Data from Golden's own clinic found that HIV-positive patients were particularly likely to serosort. Forty percent and 49 percent of his HIV-positive patients, respectively, had unprotected receptive and insertive sex with HIV-positive partners but only 3% and 6%, respectively, with HIV-negative partners.
In his HIV-negative patients, 31% and 37%, respectively, had unprotected receptive and insertive sex with HIV-negative partners, and 19% and 15%, respectively, had unprotected receptive and insertive sex with HIV-positive partners -- less, though still a surprisingly high figure.
"Where the whole system breaks down," Golden commented, "is where the other partner is of unknown status." Here partners were almost equally likely to have unprotected insertive sex regardless of whether their own or their partner's status was unknown. In the case of receptive sex, there was some evidence that HIV-positive gay men were attempting to adopt "strategic positioning." HIV-positive men were somewhat more likely (31% versus 24%) to have unprotected receptive rather than insertive sex with partners of unknown status; conversely HIV-negative men were somewhat less likely (16% versus 22%).
Golden did not say whether any of these differences reached statistical significance. Golden then investigated whether serosorting was actually reducing the number of serodiscordant partners that gay men had, regardless of condom use. The answer was yes. In a population such as Seattle's, where 15% of gay men have HIV (not dissimilar to London), if gay men chose partners completely at random, and if they all had the mean number of partners rather than a few having many and many having a few, you would expect 54% of gay men to have at least one serodiscordant relationship per year (with the figure obviously lower for people with few partners and higher for those with many).
In fact about 35% of gay men had had at least one serodiscordant partner, so serosorting appeared to be reducing the number of serodiscordant relationships by about 40%, though Golden also suggested some of this was due to the fact that gay men tend to have sex with men fairly near their own age, and that because young men are less likely to have HIV than older men, some of this concordance was purely due to age similarity. Golden also found that between 13% and 18% of gay men were exclusive serosorters (i.e., only had unprotected sex with seroconcordant partners).
Is serosorting actually protective? When it comes to HIV-negative men, Golden found that the rate of new HIV diagnosis among patients who had unprotected sex but tried to do it only with same-status partners (2.6%) was intermediate between men who had unprotected sex regardless (4.1%) and men who attempted always to use condoms (1.5%). Adjusting for the number of partners, whereas condom use was 76% effective in preventing new HIV infections, serosorting was about 40% effective.
As a control, Golden also looked at the rate of STIs. In this case, as could be expected, there was no difference in the STI rates between serosorters and non-serosorters.
Was serosorting increasing?
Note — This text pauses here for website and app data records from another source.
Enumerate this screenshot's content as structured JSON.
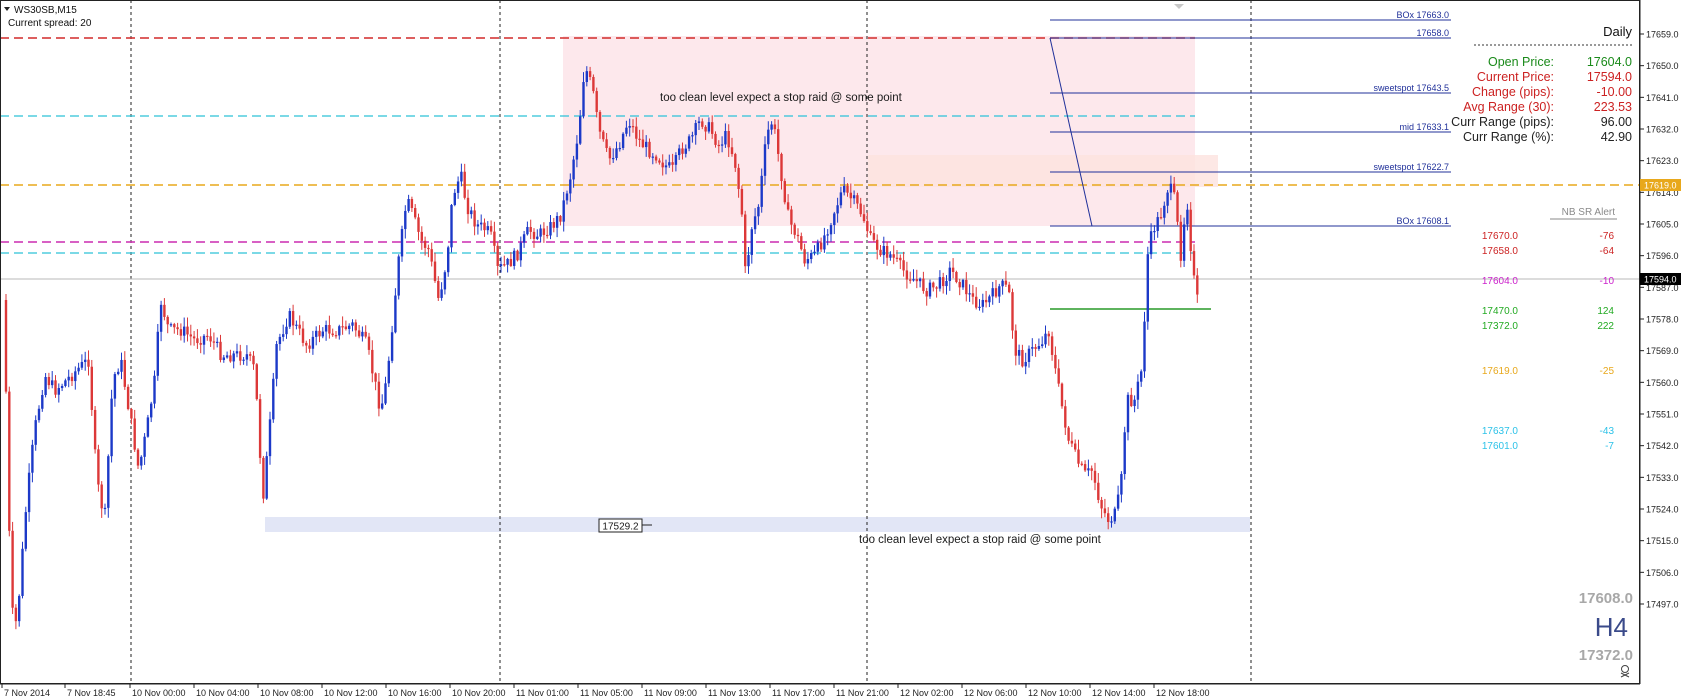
{
  "window": {
    "title": "WS30SB,M15",
    "spread_text": "Current spread: 20"
  },
  "colors": {
    "bull": "#1c39c8",
    "bear": "#dc3838",
    "zone_pink": "#fde8ec",
    "zone_orange": "#fde2de",
    "zone_blue": "#e2e6f6",
    "level_red": "#d22a2a",
    "level_cyan": "#2cc2d8",
    "level_orange": "#e8a81c",
    "level_magenta": "#cc2cb0",
    "fib_blue": "#20309a",
    "green": "#289a28"
  },
  "price_axis": {
    "min": 17488,
    "max": 17668,
    "ticks": [
      "17659.0",
      "17650.0",
      "17641.0",
      "17632.0",
      "17623.0",
      "17614.0",
      "17605.0",
      "17596.0",
      "17587.0",
      "17578.0",
      "17569.0",
      "17560.0",
      "17551.0",
      "17542.0",
      "17533.0",
      "17524.0",
      "17515.0",
      "17506.0",
      "17497.0"
    ],
    "current_price_label": "17594.0",
    "level_label": "17619.0"
  },
  "time_axis": {
    "labels": [
      "7 Nov 2014",
      "7 Nov 18:45",
      "10 Nov 00:00",
      "10 Nov 04:00",
      "10 Nov 08:00",
      "10 Nov 12:00",
      "10 Nov 16:00",
      "10 Nov 20:00",
      "11 Nov 01:00",
      "11 Nov 05:00",
      "11 Nov 09:00",
      "11 Nov 13:00",
      "11 Nov 17:00",
      "11 Nov 21:00",
      "12 Nov 02:00",
      "12 Nov 06:00",
      "12 Nov 10:00",
      "12 Nov 14:00",
      "12 Nov 18:00"
    ]
  },
  "daily_panel": {
    "title": "Daily",
    "rows": [
      {
        "label": "Open Price:",
        "value": "17604.0",
        "color": "#1a8a1a"
      },
      {
        "label": "Current Price:",
        "value": "17594.0",
        "color": "#cc2222"
      },
      {
        "label": "Change (pips):",
        "value": "-10.00",
        "color": "#cc2222"
      },
      {
        "label": "Avg Range (30):",
        "value": "223.53",
        "color": "#cc2222"
      },
      {
        "label": "Curr Range (pips):",
        "value": "96.00",
        "color": "#222222"
      },
      {
        "label": "Curr Range (%):",
        "value": "42.90",
        "color": "#222222"
      }
    ]
  },
  "sr_alert": {
    "title": "NB SR Alert",
    "rows": [
      {
        "level": "17670.0",
        "diff": "-76",
        "color": "#cc2222"
      },
      {
        "level": "17658.0",
        "diff": "-64",
        "color": "#cc2222"
      },
      {
        "level": "17604.0",
        "diff": "-10",
        "color": "#cc22cc"
      },
      {
        "level": "17470.0",
        "diff": "124",
        "color": "#22aa22"
      },
      {
        "level": "17372.0",
        "diff": "222",
        "color": "#22aa22"
      },
      {
        "level": "17619.0",
        "diff": "-25",
        "color": "#e8a81c"
      },
      {
        "level": "17637.0",
        "diff": "-43",
        "color": "#2cc2e8"
      },
      {
        "level": "17601.0",
        "diff": "-7",
        "color": "#2cc2e8"
      }
    ]
  },
  "fib_labels": [
    "BOx  17663.0",
    "17658.0",
    "sweetspot  17643.5",
    "mid  17633.1",
    "sweetspot  17622.7",
    "BOx  17608.1"
  ],
  "annotations": {
    "top_note": "too clean level expect a stop raid @ some point",
    "bottom_note": "too clean level expect a stop raid @ some point",
    "low_marker": "17529.2"
  },
  "h4_badge": {
    "high": "17608.0",
    "tf": "H4",
    "low": "17372.0"
  }
}
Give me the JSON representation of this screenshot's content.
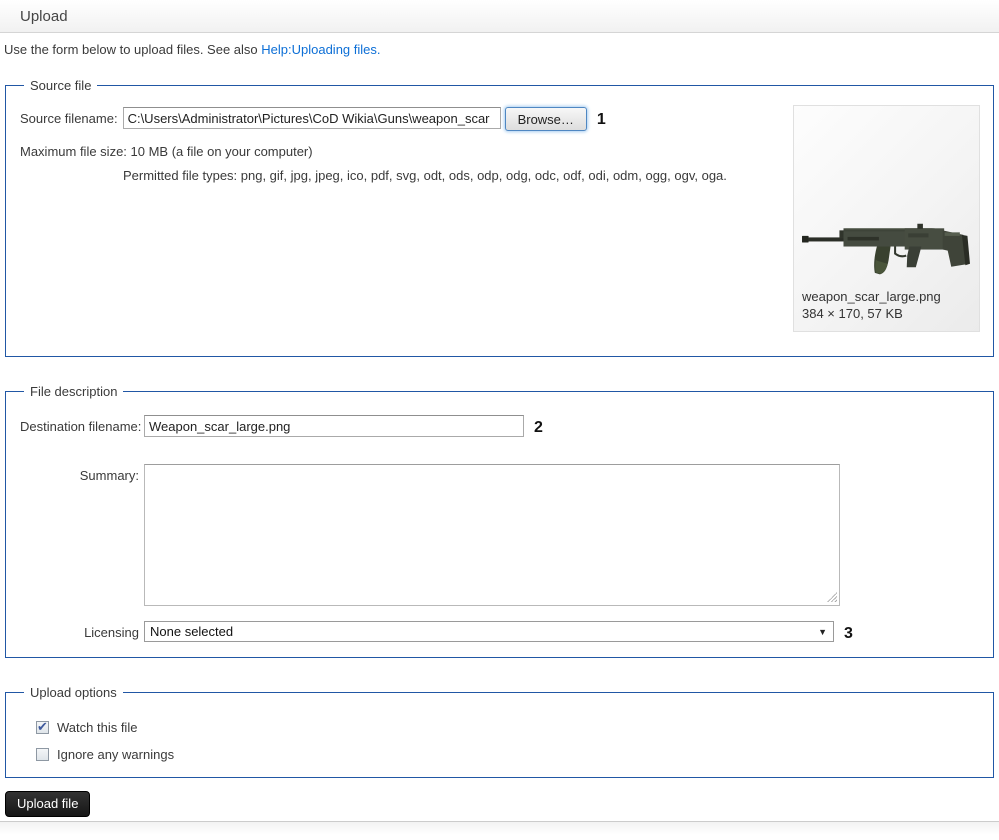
{
  "page": {
    "title": "Upload"
  },
  "intro": {
    "text": "Use the form below to upload files. See also ",
    "link_text": "Help:Uploading files."
  },
  "source_file": {
    "legend": "Source file",
    "filename_label": "Source filename:",
    "filename_value": "C:\\Users\\Administrator\\Pictures\\CoD Wikia\\Guns\\weapon_scar",
    "browse_label": "Browse…",
    "annotation": "1",
    "max_size_text": "Maximum file size: 10 MB (a file on your computer)",
    "permitted_text": "Permitted file types: png, gif, jpg, jpeg, ico, pdf, svg, odt, ods, odp, odg, odc, odf, odi, odm, ogg, ogv, oga.",
    "preview": {
      "filename": "weapon_scar_large.png",
      "meta": "384 × 170, 57 KB"
    }
  },
  "file_description": {
    "legend": "File description",
    "destination_label": "Destination filename:",
    "destination_value": "Weapon_scar_large.png",
    "destination_annotation": "2",
    "summary_label": "Summary:",
    "summary_value": "",
    "licensing_label": "Licensing",
    "licensing_value": "None selected",
    "licensing_arrow": "▼",
    "licensing_annotation": "3"
  },
  "upload_options": {
    "legend": "Upload options",
    "watch": {
      "label": "Watch this file",
      "checked": true
    },
    "ignore": {
      "label": "Ignore any warnings",
      "checked": false
    }
  },
  "actions": {
    "upload_label": "Upload file"
  },
  "interface_colors": {
    "fieldset_border": "#2157a5",
    "link": "#0d6fd6",
    "upload_button_bg": "#1a1a1a",
    "checkmark": "#3f5a9d"
  }
}
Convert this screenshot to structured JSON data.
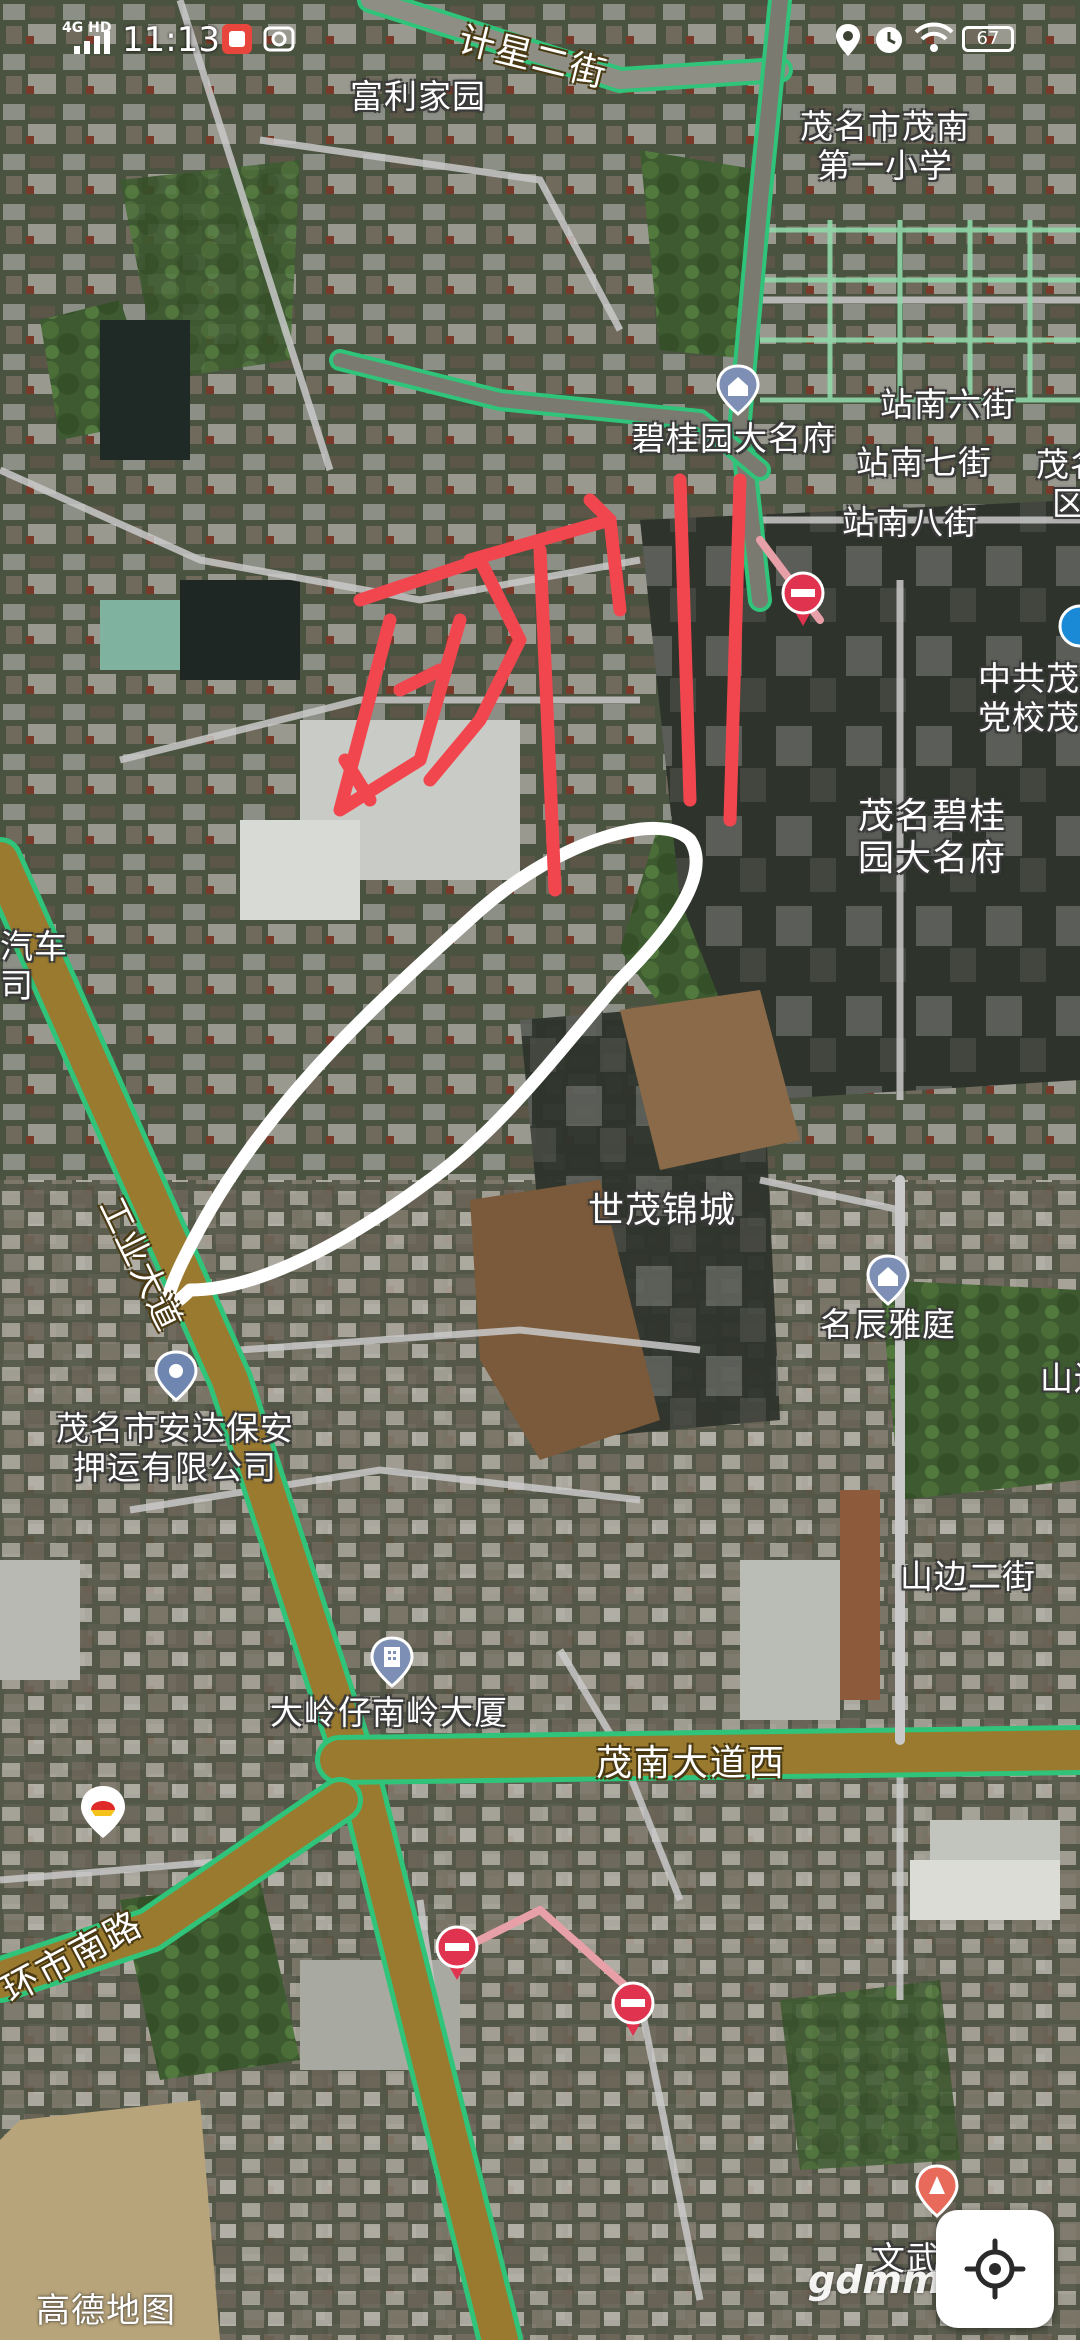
{
  "status_bar": {
    "time": "11:13",
    "network": "4G HD",
    "battery": "67"
  },
  "map": {
    "provider_logo": "高德地图",
    "watermark": "gdmm.com",
    "colors": {
      "road_main": "#9a7a2f",
      "road_edge": "#30c47a",
      "road_minor": "#c9c9c9",
      "restricted_marker": "#e0334f",
      "drawn_red": "#f2464f",
      "drawn_white": "#ffffff",
      "poi_blue": "#7d8fb5"
    },
    "poi_labels": {
      "fuli_jiayuan": "富利家园",
      "school_line1": "茂名市茂南",
      "school_line2": "第一小学",
      "biguiyuan_daming": "碧桂园大名府",
      "zhannan6": "站南六街",
      "zhannan7": "站南七街",
      "zhannan8": "站南八街",
      "mao_edge_line1": "茂名",
      "mao_edge_line2": "区",
      "party_school_line1": "中共茂",
      "party_school_line2": "党校茂",
      "maoming_bgy_line1": "茂名碧桂",
      "maoming_bgy_line2": "园大名府",
      "auto_line1": "汽车",
      "auto_line2": "司",
      "shimao_jincheng": "世茂锦城",
      "mingchen_yating": "名辰雅庭",
      "shan_edge": "山边",
      "anda_line1": "茂名市安达保安",
      "anda_line2": "押运有限公司",
      "shanbian_er": "山边二街",
      "daling_building": "大岭仔南岭大厦",
      "wenwu": "文武"
    },
    "road_labels": {
      "jixing_er": "计星二街",
      "gongye_dadao": "工业大道",
      "maonan_dadao_xi": "茂南大道西",
      "huanshi_nanlu": "环市南路"
    },
    "annotations": {
      "red_scribble": "断了",
      "white_loop": "loop"
    },
    "icons": [
      "signal-icon",
      "notification-icon",
      "camera-icon",
      "location-icon",
      "alarm-icon",
      "wifi-icon",
      "battery-icon",
      "poi-pin-icon",
      "building-icon",
      "gas-station-icon",
      "no-entry-icon",
      "locate-icon"
    ]
  }
}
Golden showed data from London and San Francisco that suggested the proportion of unprotected sex that was discordant, especially as practiced by HIV-positive men, was decreasing, but said he had not seen the same pattern in Seattle.
Susan Buchbinder (San Francisco Department of Public Health) commented that the latest assessment from her city's health department was that, based on a number of key indicators in a number of studies, there was no decline in seroincidence among gay men. However, she added that these data did not preclude the possibility that serosorting could drive down infection rates.
Editor's Note: Reprinted with permission from www.aidsmap.com. Look to the March 2006 issue of the IAPAC Monthly for Mark Mascolini's comprehensive coverage of the 13th Conference on Retroviruses and Opportunistic Infections.
This article was provided by International Association of Physicians in AIDS Care. It is a part of the publication IAPAC Monthly.